Are we to be shocked and surprised that the estimates for the pulltab revenues for the Vikings stadium were essentially made up by gambling interests and not verified by the governor and legislature? Perhaps we should be no more so than was Captain Renault in the movie Casblanca when he declared that: “I’m shocked, shocked to find that gambling is going on in here!” The story of the Vikings pulltab debacle unfortunately is a common occurrence, the result of pressure politics, money and politics, and the often lack of capacity or will of public officials to analyze and digest complex information.
The Vikings deal was the proverbial effort to place lipstick on a pig. It was a bad deal for Minnesota no matter how you cut it. As I point out in my recent book American Politics in the Age of Ignorance: Why Lawmakers Choose Belief Over Research, the evidence is practically incontrovertible–public investments and subsidies for professional sports is perhaps the single worst economic development investment that can be made by the government. Passing aside the arguments about such subsidies being no more than welfare for sports owners or public gifts to a private and heavily profitable private business, study after study demonstrates that no matter how you measure it–number of jobs, cost per job, or overall economic impact–public investments in professional sports is a terrible return on investment.
So why did Minnesota do it, especially when surveys were clear that the public overwhelming opposed the use of tax dollars for the Vikings (as it did for the Twins just a few years before)? A cluster of reasons explain it. First, the Zygi Wilf’s of the world deploy scarcity of teams, the threat of leaving a market, and the emotional tugging of fan loyalty to pressure politicians to support such deals. That was definitely the case with the Vikings. It has to explain in part Governor Dayton’s nearly inexplicable choice to make doing the stadium deal a top priority for him. As a business person he should have known better that this was a bad economic deal for the state but he still pushed hard for it.
But second, the Vikings stadium deal demonstrates the power of pressure of politics. Since 2002, the Vikings have directly spent more than $6 million lobbying the state legislature for a new stadium. Wilf alone since he took over at the owner has spent nearly $4.3 million lobbying. Add to that political contributions and then money spent by other groups such as the Chamber of Commerce, the hospitality industry, and the buildings and trade unions, totally expenditures to lobby for a new Vikings stadium would easily top the ten million mark in the last decade if not since Wilf took over.

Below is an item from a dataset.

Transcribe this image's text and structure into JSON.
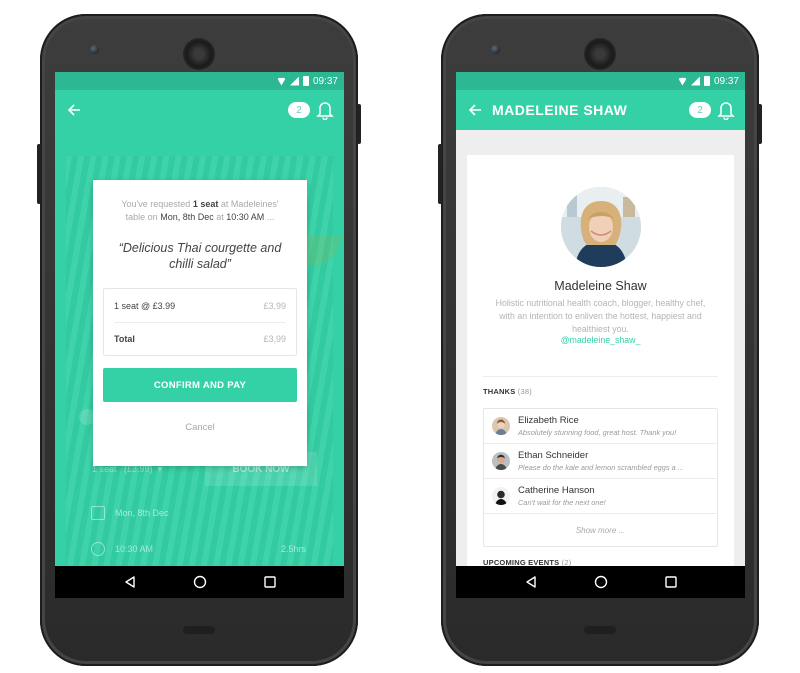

The legislature, especially the DFL last year, was under enormous pressure to do a Vikings deal because the governor wanted it and his party wished to support him. But the public was insistent that no public dollars be spent, so how to make both the governor and the public happy? Find another source of revenue. Enter pulltabs. One can only suspect that the legislature and the Gambling Control Board was under enormous pressure to make the pulltab numbers work no matter what. Explicitly or implicitly the understanding was this. Yes solely consulting with the gaming interests was stupid and a conflict of interest, but that stupidity was compounded along the way. At some point someone in the governor’s office should have asked how the numbers were generated, or the same should have occurred in the many legislative hearings. But it did not. Why?
First, no one really wanted to know. The deal was more important. Second, One can see a scenario of bureaucracy where everyone thought that someone else had checked the numbers and thus by the time they got to them they just assumed the numbers had already been vetted.
But third, there is the capacity question. By that, most of the people looking at these numbers lacked the skills or knowledge to read them or make estimates regarding the pulltab revenue stream. Yet there were many red flags that should have given one reasons to question them. We were in the middle of a recession with less disposable income for gaming, especially among the poor who were already the biggest gamblers and among the most exploited by casinos and gambling already. Minnesota already had a robust and extensive lottery and charitable gaming industry–what evidence is there that there was an untapped market that could be expanded? Finally, what evidence was there that there were many organizations that wanted to do these pulltabs, again given how well developed the existing gaming industry was already?
These are just some of the questions that should have been asked by legislators. That is there job. Maybe some did know better but they remained silent, especially among the DFL who felt they had to support the governor. Overall, DFLers produced 55% of the votes for the stadium. Additionally, of the 90 Democrats voting on the stadium 62 or 69% voted for it, while 50 of 109 or 46% of the Republicans supported it. Given that a DFL governor pushed the bill, the DFL produced the majority of the votes for the stadium, and over two-thirds of them supported the Vikings proposal, the Democrats own the stadium. Yet the Republicans should not be let off the hook–many of them voted for it and Senator Julie Rosen and Maury Lanning–Republicans, sponsored the bill in the Senate and House.
Government can do better than it did here. The bigger issue is how do we increase the capacity of public officials to make good decisions. But here the Vikings pulltab story points to a huge bipartisan public fiasco due to a pressure politics, negligent or willful blindness to the facts, and simply bad decision making. Given that, we should be no more shocked about the Vikings deal than Captain Renault was about gambling in Casablanca.